SCMP Friday, September 1, 2000
Tung helps missing-boy hunt
CHEUNG CHI-FAI in Shenzhen and ANTOINE SO
More than 7,000 mainland police combed Shenzhen last night for a 15-year-old autistic boy wrongly sent over the border by Hong Kong immigration officers more than a week ago.
The stepped-up search for Yu Man-hon came after Chief Executive Tung Chee-hwa spoke to Shenzhen Mayor Yu Youjun and urged him to intensify the hunt for the boy, who has a mental age of two and requires daily medication for hyperactivity.
As public anger over the case mounted, Mr Tung was criticised for failing to act swiftly.
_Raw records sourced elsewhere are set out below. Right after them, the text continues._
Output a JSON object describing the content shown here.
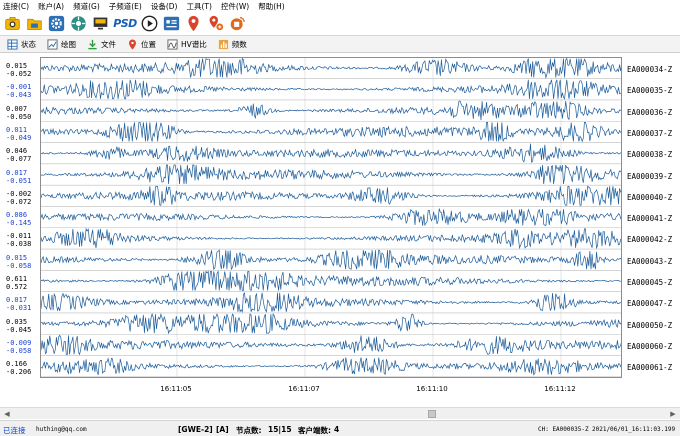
{
  "menu": [
    "连接(C)",
    "账户(A)",
    "频道(G)",
    "子频道(E)",
    "设备(D)",
    "工具(T)",
    "控件(W)",
    "帮助(H)"
  ],
  "toolbar_icons": [
    {
      "name": "camera-icon",
      "color": "#e2a400"
    },
    {
      "name": "folder-icon",
      "color": "#e2a400"
    },
    {
      "name": "gear-icon",
      "color": "#2c6fb5"
    },
    {
      "name": "sensor-icon",
      "color": "#2f8f83"
    },
    {
      "name": "monitor-icon",
      "color": "#333333"
    },
    {
      "name": "psd-icon",
      "color": "#1a5fb4"
    },
    {
      "name": "play-icon",
      "color": "#222222"
    },
    {
      "name": "device-card-icon",
      "color": "#2c6fb5"
    },
    {
      "name": "map-pin-icon",
      "color": "#d9452b"
    },
    {
      "name": "share-location-icon",
      "color": "#d9452b"
    },
    {
      "name": "broadcast-icon",
      "color": "#e06a1a"
    }
  ],
  "psd_label": "PSD",
  "tabs": [
    {
      "label": "状态",
      "icon": "status-grid-icon"
    },
    {
      "label": "绘图",
      "icon": "chart-icon"
    },
    {
      "label": "文件",
      "icon": "download-icon"
    },
    {
      "label": "位置",
      "icon": "map-pin-icon"
    },
    {
      "label": "HV谱比",
      "icon": "hv-spectrum-icon"
    },
    {
      "label": "频数",
      "icon": "frequency-icon"
    }
  ],
  "channels": [
    {
      "name": "EA000034-Z",
      "max": "0.015",
      "min": "-0.052",
      "color": "#000000"
    },
    {
      "name": "EA000035-Z",
      "max": "-0.001",
      "min": "-0.043",
      "color": "#1a3fd1"
    },
    {
      "name": "EA000036-Z",
      "max": "0.007",
      "min": "-0.050",
      "color": "#000000"
    },
    {
      "name": "EA000037-Z",
      "max": "0.011",
      "min": "-0.049",
      "color": "#1a3fd1"
    },
    {
      "name": "EA000038-Z",
      "max": "0.046",
      "min": "-0.077",
      "color": "#000000"
    },
    {
      "name": "EA000039-Z",
      "max": "0.017",
      "min": "-0.051",
      "color": "#1a3fd1"
    },
    {
      "name": "EA000040-Z",
      "max": "-0.002",
      "min": "-0.072",
      "color": "#000000"
    },
    {
      "name": "EA000041-Z",
      "max": "0.086",
      "min": "-0.145",
      "color": "#1a3fd1"
    },
    {
      "name": "EA000042-Z",
      "max": "-0.011",
      "min": "-0.038",
      "color": "#000000"
    },
    {
      "name": "EA000043-Z",
      "max": "0.015",
      "min": "-0.058",
      "color": "#1a3fd1"
    },
    {
      "name": "EA000045-Z",
      "max": "0.611",
      "min": "0.572",
      "color": "#000000"
    },
    {
      "name": "EA000047-Z",
      "max": "0.017",
      "min": "-0.031",
      "color": "#1a3fd1"
    },
    {
      "name": "EA000050-Z",
      "max": "0.035",
      "min": "-0.045",
      "color": "#000000"
    },
    {
      "name": "EA000060-Z",
      "max": "-0.009",
      "min": "-0.058",
      "color": "#1a3fd1"
    },
    {
      "name": "EA000061-Z",
      "max": "0.166",
      "min": "-0.206",
      "color": "#000000"
    }
  ],
  "time_ticks": [
    "16:11:05",
    "16:11:07",
    "16:11:10",
    "16:11:12"
  ],
  "trace_color": "#1d5d9b",
  "status": {
    "connection": "已连接",
    "email": "huthing@qq.com",
    "device": "[GWE-2]",
    "mode": "[A]",
    "nodes_label": "节点数:",
    "nodes_value": "15|15",
    "clients_label": "客户端数:",
    "clients_value": "4",
    "channel": "CH: EA000035-Z",
    "datetime": "2021/06/01_16:11:03.199"
  }
}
Public Security Bureau officers scoured guesthouses, parks, bridges, back streets and alleys, but by late last night Man-hon was still missing. Lowu assistant bureau head Shen Liying said: "We are very concerned and we have organised officers from different stations to conduct the search."
A spokeswoman for the Chief Executive's Office said Mr Tung phoned Mr Yu yesterday morning and urged him to step up search efforts. She did not say why Mr Tung failed to act earlier this week when the boy's plight was widely reported.
The director of welfare group the Society for Community Organisation, Ho Hei-wah, attacked Mr Tung for not acting sooner. "The Government not only shuns responsibility, it also fails to have the least awareness of the possible consequence," Mr Ho said.
Returning from Shenzhen after a meeting with Guangdong and Shenzhen public security and immigration officials, Assistant Director of Immigration (Control) Tang Man-kit said the department had set up a team to liaise with the mainland on the search, which would be extended to all of Guangdong province. Mr Tang said he was confident the boy was still in Shenzhen.
A delegation from the Democratic Alliance for the Betterment of Hong Kong (DAB) which met Guangdong public security officials yesterday said it had been assured no deaths reported in Shenzhen and the province over the past week matched the age and description of Man-hon.
Guangdong police have also set up their own taskforces to follow up on the search. A Shenzhen hotline has been set up for information on (0755) 210 3115 and two in Hong Kong - 2829 3010 during office hours and 2543 1958 after hours.
The DAB's Ma Lik said that over the past few days police over the border had been watching bus and train stations in Shenzhen and would do the same elsewhere in the province for traces of Man-hon, who has a habit of following large crowds on to buses or trains.
"They cannot rule out the possibility that he may have boarded one of the cross-border buses or trains," he said.
Donations have poured in for the boy and his parents, with at least $85,000 already promised for the family to finance their search.
Hong Kong Red Cross assistant secretary-general Wilson Wong Mok-fai said the organisation's Shenzhen branch was also on the lookout for the boy, who ran away from his mother at Yau Ma Tei MTR station last Thursday morning.
He was spotted by officials on the Shenzhen side of the border the same day and sent to the SAR to confirm his identity. Hong Kong officials could not confirm he was an SAR resident during a two-hour interview and he was returned to Shenzhen.